-------- Records for this exercise --------

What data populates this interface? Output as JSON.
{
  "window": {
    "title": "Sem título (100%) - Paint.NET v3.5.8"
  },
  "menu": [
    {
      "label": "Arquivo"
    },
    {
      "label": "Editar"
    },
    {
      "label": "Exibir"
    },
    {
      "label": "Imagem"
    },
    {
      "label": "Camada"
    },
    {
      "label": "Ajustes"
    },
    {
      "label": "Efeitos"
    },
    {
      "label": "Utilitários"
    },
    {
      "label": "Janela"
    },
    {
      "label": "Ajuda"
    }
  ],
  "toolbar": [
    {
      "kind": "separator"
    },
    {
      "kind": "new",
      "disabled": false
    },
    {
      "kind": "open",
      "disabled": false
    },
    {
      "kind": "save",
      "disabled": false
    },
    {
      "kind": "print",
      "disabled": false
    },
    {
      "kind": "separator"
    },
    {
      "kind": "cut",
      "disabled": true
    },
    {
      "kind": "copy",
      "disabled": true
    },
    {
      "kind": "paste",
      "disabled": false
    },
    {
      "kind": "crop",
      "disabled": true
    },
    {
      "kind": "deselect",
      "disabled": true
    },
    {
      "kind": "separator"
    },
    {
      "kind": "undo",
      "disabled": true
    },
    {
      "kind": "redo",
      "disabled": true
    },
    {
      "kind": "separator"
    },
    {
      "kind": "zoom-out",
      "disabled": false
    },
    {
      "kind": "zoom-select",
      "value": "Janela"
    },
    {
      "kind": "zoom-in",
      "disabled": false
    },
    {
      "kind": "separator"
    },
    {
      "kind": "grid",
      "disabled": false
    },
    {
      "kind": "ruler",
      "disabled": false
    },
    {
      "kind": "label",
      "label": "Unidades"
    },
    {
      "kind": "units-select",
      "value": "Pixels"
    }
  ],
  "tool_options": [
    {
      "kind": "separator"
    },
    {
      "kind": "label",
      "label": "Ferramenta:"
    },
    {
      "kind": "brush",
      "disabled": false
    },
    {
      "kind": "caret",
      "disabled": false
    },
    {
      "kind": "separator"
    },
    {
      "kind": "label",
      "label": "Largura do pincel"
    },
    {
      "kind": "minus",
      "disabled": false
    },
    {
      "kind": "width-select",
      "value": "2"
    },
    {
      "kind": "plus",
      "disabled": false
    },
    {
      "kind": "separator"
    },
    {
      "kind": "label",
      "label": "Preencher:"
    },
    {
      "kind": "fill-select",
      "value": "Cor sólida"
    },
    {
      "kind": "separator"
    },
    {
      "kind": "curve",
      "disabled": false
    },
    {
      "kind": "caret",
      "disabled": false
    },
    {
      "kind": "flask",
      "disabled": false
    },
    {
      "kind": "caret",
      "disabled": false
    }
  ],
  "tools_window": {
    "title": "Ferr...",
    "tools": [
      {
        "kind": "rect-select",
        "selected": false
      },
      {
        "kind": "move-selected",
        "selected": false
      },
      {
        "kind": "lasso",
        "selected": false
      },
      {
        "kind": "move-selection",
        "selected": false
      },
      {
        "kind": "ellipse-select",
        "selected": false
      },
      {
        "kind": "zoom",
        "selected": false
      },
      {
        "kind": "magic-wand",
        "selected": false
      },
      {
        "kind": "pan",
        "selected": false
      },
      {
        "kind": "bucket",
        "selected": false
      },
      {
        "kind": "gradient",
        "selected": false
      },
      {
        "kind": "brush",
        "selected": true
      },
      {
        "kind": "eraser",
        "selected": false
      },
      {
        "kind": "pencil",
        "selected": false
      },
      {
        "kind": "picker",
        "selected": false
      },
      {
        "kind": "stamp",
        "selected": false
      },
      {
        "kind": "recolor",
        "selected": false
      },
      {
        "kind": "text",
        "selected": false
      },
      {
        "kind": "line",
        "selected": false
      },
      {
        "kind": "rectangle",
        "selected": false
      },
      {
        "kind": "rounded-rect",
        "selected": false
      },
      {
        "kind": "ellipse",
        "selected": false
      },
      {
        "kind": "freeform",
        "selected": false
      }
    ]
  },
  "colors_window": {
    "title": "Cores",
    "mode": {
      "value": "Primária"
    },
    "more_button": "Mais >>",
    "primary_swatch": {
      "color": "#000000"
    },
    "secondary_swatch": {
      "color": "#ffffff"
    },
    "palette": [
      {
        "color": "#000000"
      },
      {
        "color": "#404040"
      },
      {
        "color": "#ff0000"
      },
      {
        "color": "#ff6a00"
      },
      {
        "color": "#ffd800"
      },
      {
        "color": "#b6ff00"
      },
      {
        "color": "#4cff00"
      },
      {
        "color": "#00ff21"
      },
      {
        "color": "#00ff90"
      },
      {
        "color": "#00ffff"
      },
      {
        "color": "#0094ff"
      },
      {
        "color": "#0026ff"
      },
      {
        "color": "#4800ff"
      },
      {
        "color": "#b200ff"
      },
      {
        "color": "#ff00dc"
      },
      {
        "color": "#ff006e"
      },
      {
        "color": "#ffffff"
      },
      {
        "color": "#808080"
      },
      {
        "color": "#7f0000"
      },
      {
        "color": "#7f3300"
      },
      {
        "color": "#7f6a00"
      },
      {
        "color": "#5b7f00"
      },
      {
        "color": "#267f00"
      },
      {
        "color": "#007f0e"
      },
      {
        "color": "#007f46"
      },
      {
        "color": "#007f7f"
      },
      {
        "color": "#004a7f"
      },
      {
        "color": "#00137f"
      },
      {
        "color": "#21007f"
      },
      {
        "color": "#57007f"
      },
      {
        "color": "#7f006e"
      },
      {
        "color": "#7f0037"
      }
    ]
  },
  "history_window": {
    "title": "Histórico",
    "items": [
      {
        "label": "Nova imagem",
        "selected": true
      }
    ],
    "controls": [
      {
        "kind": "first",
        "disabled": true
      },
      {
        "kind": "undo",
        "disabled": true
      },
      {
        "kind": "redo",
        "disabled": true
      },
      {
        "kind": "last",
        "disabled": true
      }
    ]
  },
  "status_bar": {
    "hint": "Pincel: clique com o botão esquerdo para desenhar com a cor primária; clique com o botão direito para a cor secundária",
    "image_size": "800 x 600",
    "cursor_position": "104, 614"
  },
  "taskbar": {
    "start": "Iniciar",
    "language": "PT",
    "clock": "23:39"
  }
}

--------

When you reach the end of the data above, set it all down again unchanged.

What data populates this interface? Output as JSON.
{
  "window": {
    "title": "Sem título (100%) - Paint.NET v3.5.8"
  },
  "menu": [
    {
      "label": "Arquivo"
    },
    {
      "label": "Editar"
    },
    {
      "label": "Exibir"
    },
    {
      "label": "Imagem"
    },
    {
      "label": "Camada"
    },
    {
      "label": "Ajustes"
    },
    {
      "label": "Efeitos"
    },
    {
      "label": "Utilitários"
    },
    {
      "label": "Janela"
    },
    {
      "label": "Ajuda"
    }
  ],
  "toolbar": [
    {
      "kind": "separator"
    },
    {
      "kind": "new",
      "disabled": false
    },
    {
      "kind": "open",
      "disabled": false
    },
    {
      "kind": "save",
      "disabled": false
    },
    {
      "kind": "print",
      "disabled": false
    },
    {
      "kind": "separator"
    },
    {
      "kind": "cut",
      "disabled": true
    },
    {
      "kind": "copy",
      "disabled": true
    },
    {
      "kind": "paste",
      "disabled": false
    },
    {
      "kind": "crop",
      "disabled": true
    },
    {
      "kind": "deselect",
      "disabled": true
    },
    {
      "kind": "separator"
    },
    {
      "kind": "undo",
      "disabled": true
    },
    {
      "kind": "redo",
      "disabled": true
    },
    {
      "kind": "separator"
    },
    {
      "kind": "zoom-out",
      "disabled": false
    },
    {
      "kind": "zoom-select",
      "value": "Janela"
    },
    {
      "kind": "zoom-in",
      "disabled": false
    },
    {
      "kind": "separator"
    },
    {
      "kind": "grid",
      "disabled": false
    },
    {
      "kind": "ruler",
      "disabled": false
    },
    {
      "kind": "label",
      "label": "Unidades"
    },
    {
      "kind": "units-select",
      "value": "Pixels"
    }
  ],
  "tool_options": [
    {
      "kind": "separator"
    },
    {
      "kind": "label",
      "label": "Ferramenta:"
    },
    {
      "kind": "brush",
      "disabled": false
    },
    {
      "kind": "caret",
      "disabled": false
    },
    {
      "kind": "separator"
    },
    {
      "kind": "label",
      "label": "Largura do pincel"
    },
    {
      "kind": "minus",
      "disabled": false
    },
    {
      "kind": "width-select",
      "value": "2"
    },
    {
      "kind": "plus",
      "disabled": false
    },
    {
      "kind": "separator"
    },
    {
      "kind": "label",
      "label": "Preencher:"
    },
    {
      "kind": "fill-select",
      "value": "Cor sólida"
    },
    {
      "kind": "separator"
    },
    {
      "kind": "curve",
      "disabled": false
    },
    {
      "kind": "caret",
      "disabled": false
    },
    {
      "kind": "flask",
      "disabled": false
    },
    {
      "kind": "caret",
      "disabled": false
    }
  ],
  "tools_window": {
    "title": "Ferr...",
    "tools": [
      {
        "kind": "rect-select",
        "selected": false
      },
      {
        "kind": "move-selected",
        "selected": false
      },
      {
        "kind": "lasso",
        "selected": false
      },
      {
        "kind": "move-selection",
        "selected": false
      },
      {
        "kind": "ellipse-select",
        "selected": false
      },
      {
        "kind": "zoom",
        "selected": false
      },
      {
        "kind": "magic-wand",
        "selected": false
      },
      {
        "kind": "pan",
        "selected": false
      },
      {
        "kind": "bucket",
        "selected": false
      },
      {
        "kind": "gradient",
        "selected": false
      },
      {
        "kind": "brush",
        "selected": true
      },
      {
        "kind": "eraser",
        "selected": false
      },
      {
        "kind": "pencil",
        "selected": false
      },
      {
        "kind": "picker",
        "selected": false
      },
      {
        "kind": "stamp",
        "selected": false
      },
      {
        "kind": "recolor",
        "selected": false
      },
      {
        "kind": "text",
        "selected": false
      },
      {
        "kind": "line",
        "selected": false
      },
      {
        "kind": "rectangle",
        "selected": false
      },
      {
        "kind": "rounded-rect",
        "selected": false
      },
      {
        "kind": "ellipse",
        "selected": false
      },
      {
        "kind": "freeform",
        "selected": false
      }
    ]
  },
  "colors_window": {
    "title": "Cores",
    "mode": {
      "value": "Primária"
    },
    "more_button": "Mais >>",
    "primary_swatch": {
      "color": "#000000"
    },
    "secondary_swatch": {
      "color": "#ffffff"
    },
    "palette": [
      {
        "color": "#000000"
      },
      {
        "color": "#404040"
      },
      {
        "color": "#ff0000"
      },
      {
        "color": "#ff6a00"
      },
      {
        "color": "#ffd800"
      },
      {
        "color": "#b6ff00"
      },
      {
        "color": "#4cff00"
      },
      {
        "color": "#00ff21"
      },
      {
        "color": "#00ff90"
      },
      {
        "color": "#00ffff"
      },
      {
        "color": "#0094ff"
      },
      {
        "color": "#0026ff"
      },
      {
        "color": "#4800ff"
      },
      {
        "color": "#b200ff"
      },
      {
        "color": "#ff00dc"
      },
      {
        "color": "#ff006e"
      },
      {
        "color": "#ffffff"
      },
      {
        "color": "#808080"
      },
      {
        "color": "#7f0000"
      },
      {
        "color": "#7f3300"
      },
      {
        "color": "#7f6a00"
      },
      {
        "color": "#5b7f00"
      },
      {
        "color": "#267f00"
      },
      {
        "color": "#007f0e"
      },
      {
        "color": "#007f46"
      },
      {
        "color": "#007f7f"
      },
      {
        "color": "#004a7f"
      },
      {
        "color": "#00137f"
      },
      {
        "color": "#21007f"
      },
      {
        "color": "#57007f"
      },
      {
        "color": "#7f006e"
      },
      {
        "color": "#7f0037"
      }
    ]
  },
  "history_window": {
    "title": "Histórico",
    "items": [
      {
        "label": "Nova imagem",
        "selected": true
      }
    ],
    "controls": [
      {
        "kind": "first",
        "disabled": true
      },
      {
        "kind": "undo",
        "disabled": true
      },
      {
        "kind": "redo",
        "disabled": true
      },
      {
        "kind": "last",
        "disabled": true
      }
    ]
  },
  "status_bar": {
    "hint": "Pincel: clique com o botão esquerdo para desenhar com a cor primária; clique com o botão direito para a cor secundária",
    "image_size": "800 x 600",
    "cursor_position": "104, 614"
  },
  "taskbar": {
    "start": "Iniciar",
    "language": "PT",
    "clock": "23:39"
  }
}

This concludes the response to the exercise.